By Jeffrey Rodriguez-Cano
Competition can come in many forms for different people. People are competitive about football, hockey, NASCAR, and even video games. One of the most popular competitive video games in the world is Super Smash Bros., a Nintendo series that began all the way in 1999 on the Nintendo 64.
Super Smash Bros. is a series in which characters from many different franchises, such as Mario, Pokémon, and The Legend of Zelda, duke it out to be the last one standing by knocking each other off of the stage. Originally intended to be a friendly, casual video game, a community of players began hosting tournaments in 2002, a year after the second installment, Super Smash Bros. Melee, released. Small tournaments in comic book stores have since grown into massive tournaments that draw in upwards of two thousand competitors and have prize pools of up to $50,000.
Joshua “Ataraxia” Caraway is a fourth-year Ole Miss student from Oxford, Miss., who is majoring in mechanical engineering. When he isn’t busy studying, he’s practicing and competing in the latest installment of the Super Smash Bros. series, Super Smash Bros. Ultimate. Through his efforts, Caraway has earned himself the number one spot on the Mississippi Power Rankings, a ranking system used in Super Smash Bros. communities all across the world. The ranking system accumulates different tournament placings throughout the season and gives competitive players a ranking based on their placings.
Caraway has been a fan of the Super Smash Bros. series long before he started competing.
“I started playing Smash when I was around eight,” Caraway said. “My brother got a Nintendo 64 for Christmas in the early 2000s and Smash 64 was one of the first games we picked up. Even before I knew about competitive play, I sunk a ton of hours into the series with my brother and sister, especially in Smash Brawl.”
Years later, Caraway learned about the competitive Super Smash Bros. community on a Reddit forum post.
“Sometime in 2013, I saw a post on Reddit about how the Melee community had made their huge donation drive to get featured as a mainstage game at EVO,” Caraway said. “Since Melee was my favorite in the series, I wanted to see what that looked like. Watching the top eight finals for that game blew me away because they kept using all these techniques I’d never seen before, and that got me psyched to start looking into competitive Smash more seriously and enter tournaments.”

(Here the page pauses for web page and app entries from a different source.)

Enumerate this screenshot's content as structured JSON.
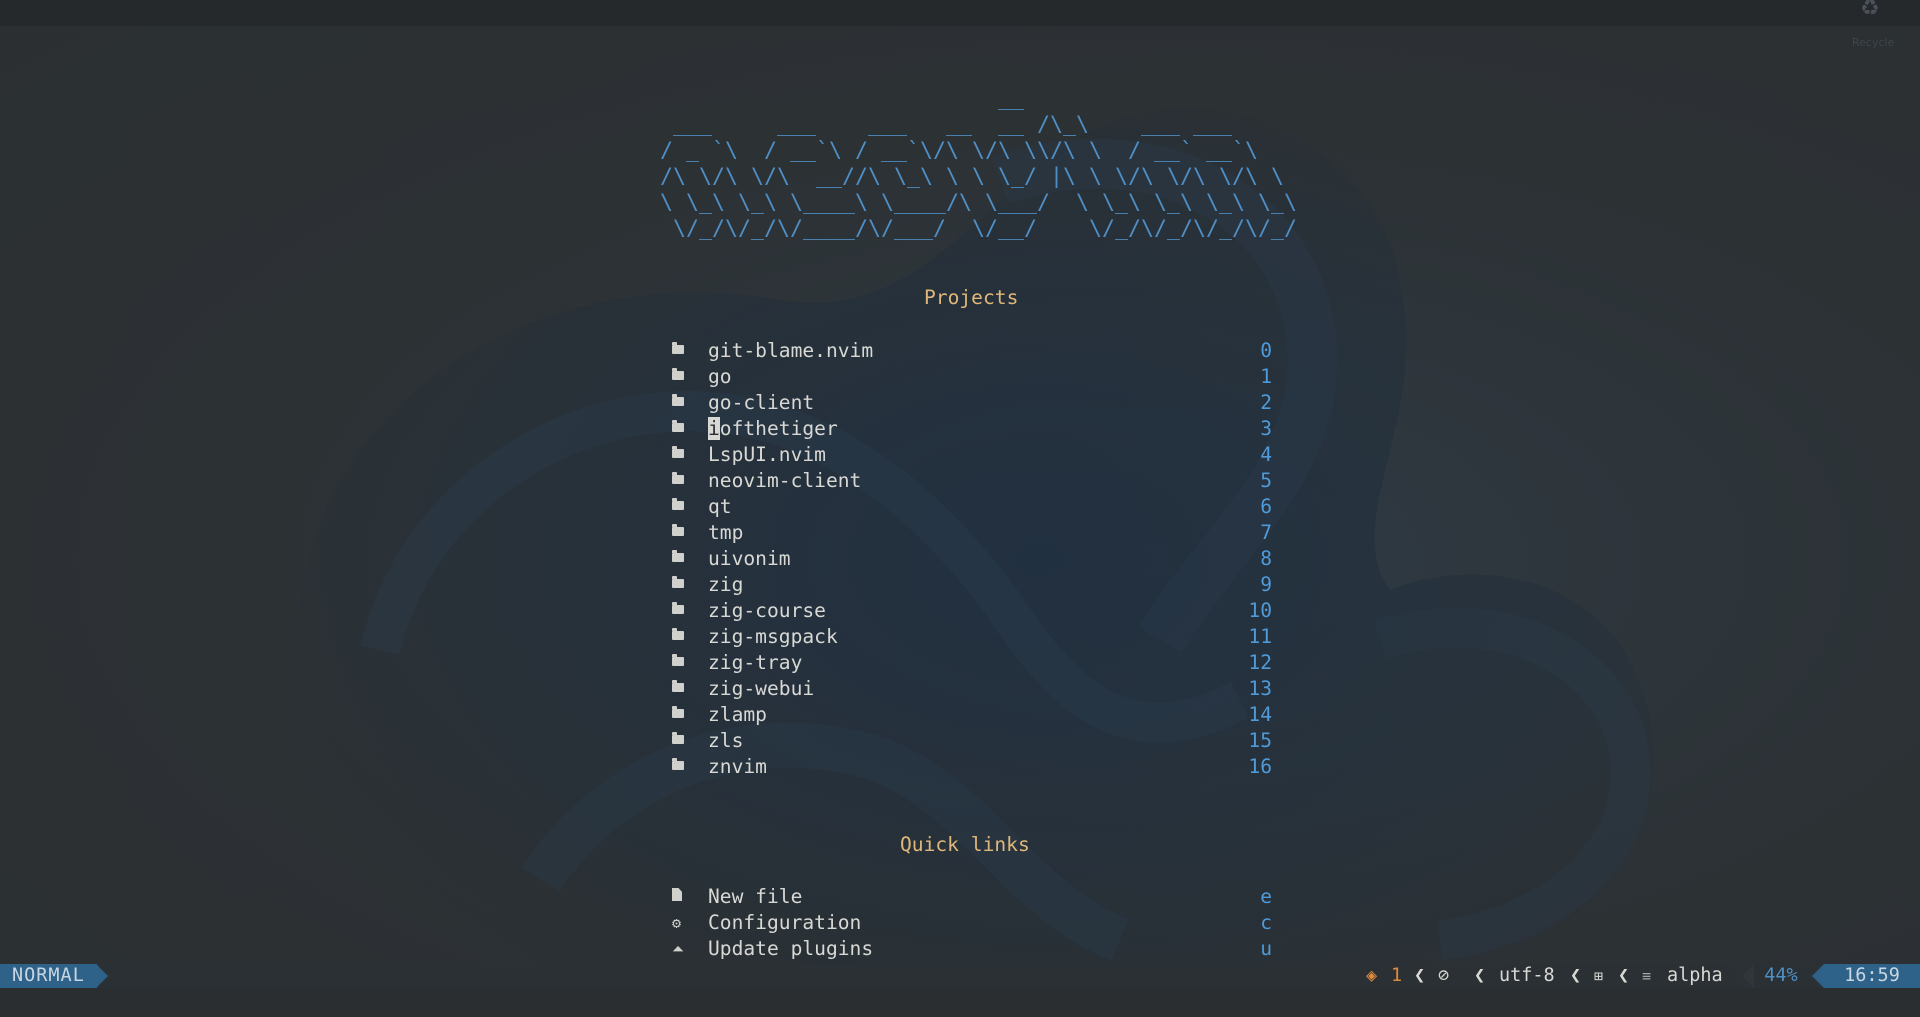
{
  "desktop": {
    "recycle_label": "Recycle"
  },
  "banner": {
    "lines": [
      "                          __",
      " ___     ___    ___   __  __ /\\_\\    ___ ___",
      "/ _ `\\  / __`\\ / __`\\/\\ \\/\\ \\\\/\\ \\  / __` __`\\",
      "/\\ \\/\\ \\/\\  __//\\ \\_\\ \\ \\ \\_/ |\\ \\ \\/\\ \\/\\ \\/\\ \\",
      "\\ \\_\\ \\_\\ \\____\\ \\____/\\ \\___/  \\ \\_\\ \\_\\ \\_\\ \\_\\",
      " \\/_/\\/_/\\/____/\\/___/  \\/__/    \\/_/\\/_/\\/_/\\/_/"
    ]
  },
  "projects": {
    "title": "Projects",
    "items": [
      {
        "name": "git-blame.nvim",
        "key": "0"
      },
      {
        "name": "go",
        "key": "1"
      },
      {
        "name": "go-client",
        "key": "2"
      },
      {
        "name": "iofthetiger",
        "key": "3"
      },
      {
        "name": "LspUI.nvim",
        "key": "4"
      },
      {
        "name": "neovim-client",
        "key": "5"
      },
      {
        "name": "qt",
        "key": "6"
      },
      {
        "name": "tmp",
        "key": "7"
      },
      {
        "name": "uivonim",
        "key": "8"
      },
      {
        "name": "zig",
        "key": "9"
      },
      {
        "name": "zig-course",
        "key": "10"
      },
      {
        "name": "zig-msgpack",
        "key": "11"
      },
      {
        "name": "zig-tray",
        "key": "12"
      },
      {
        "name": "zig-webui",
        "key": "13"
      },
      {
        "name": "zlamp",
        "key": "14"
      },
      {
        "name": "zls",
        "key": "15"
      },
      {
        "name": "znvim",
        "key": "16"
      }
    ]
  },
  "quick_links": {
    "title": "Quick links",
    "items": [
      {
        "name": "New file",
        "key": "e",
        "icon": "file-icon"
      },
      {
        "name": "Configuration",
        "key": "c",
        "icon": "gear-icon"
      },
      {
        "name": "Update plugins",
        "key": "u",
        "icon": "update-icon"
      }
    ]
  },
  "statusline": {
    "mode": "NORMAL",
    "diagnostics_count": "1",
    "no_lsp_symbol": "⊘",
    "encoding": "utf-8",
    "filetype": "alpha",
    "percent": "44%",
    "time": "16:59"
  },
  "colors": {
    "accent": "#4f8fc5",
    "title": "#e0b77a",
    "mode_bg": "#2f6289",
    "warning": "#e08a3c"
  }
}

EVO, also known as Evolution, is hosted in Las Vegas and is the biggest fighting video game tournament series in the world, and features many fighting games such as Super Smash Bros. and Street Fighter.
EVO was also the first double-elimination tournament that Caraway entered, where he won four matches before he was eliminated.
“I asked to participate in EVO 2016 as a high school graduation present,” said Caraway. “It was pretty loud, but in a hype way. People were popping off hard over friendly matches and the matches being played on stage, so it was easy to get drawn in and just watch during downtime. It was surreal seeing a ton of players that I only knew from their tournament videos in person.”
After EVO, Caraway began entering and winning tournaments in Memphis, Starkville, and central Mississippi. He eventually found a fellow competitor at Ole Miss, and they began to start growing the community in Oxford. They started small, but the release of Super Smash Bros. Ultimate in 2018 brought in more consistent players.
At the beginning of summer in 2019, Caraway worked with other dedicated players in the state to unify the Mississippi community.
“Since last summer, a bunch of tournament organizers around the state and I started working together to revitalize the scene,” Caraway said. “We promoted traveling throughout the state, established a statewide tourney schedule, and advertised a ton. As a result, we’ve wound up tripling in size this past year alone, and competition here is so much bigger and better than before. We were even able to host a regional tournament with over 100 entrants filled primarily with Mississippi players last semester. This is probably the best state Mississippi Smash has ever been in.”
Caraway has won many tournaments during his years of competing, but he still has other goals he wants to accomplish.
“My next major goal is to win a tournament with over entrants,” Caraway said. “Which may or may not come after getting a bracket win on a top 50 player.”
With goals like these in mind, Caraway isn’t going to stop competing anytime soon.
“I don’t think I’ll ever get bored with this series. The games feel so dynamic that it feels impossible to ever hit that wall of ‘same old same old’. I can’t wait to see how the series develops from here.”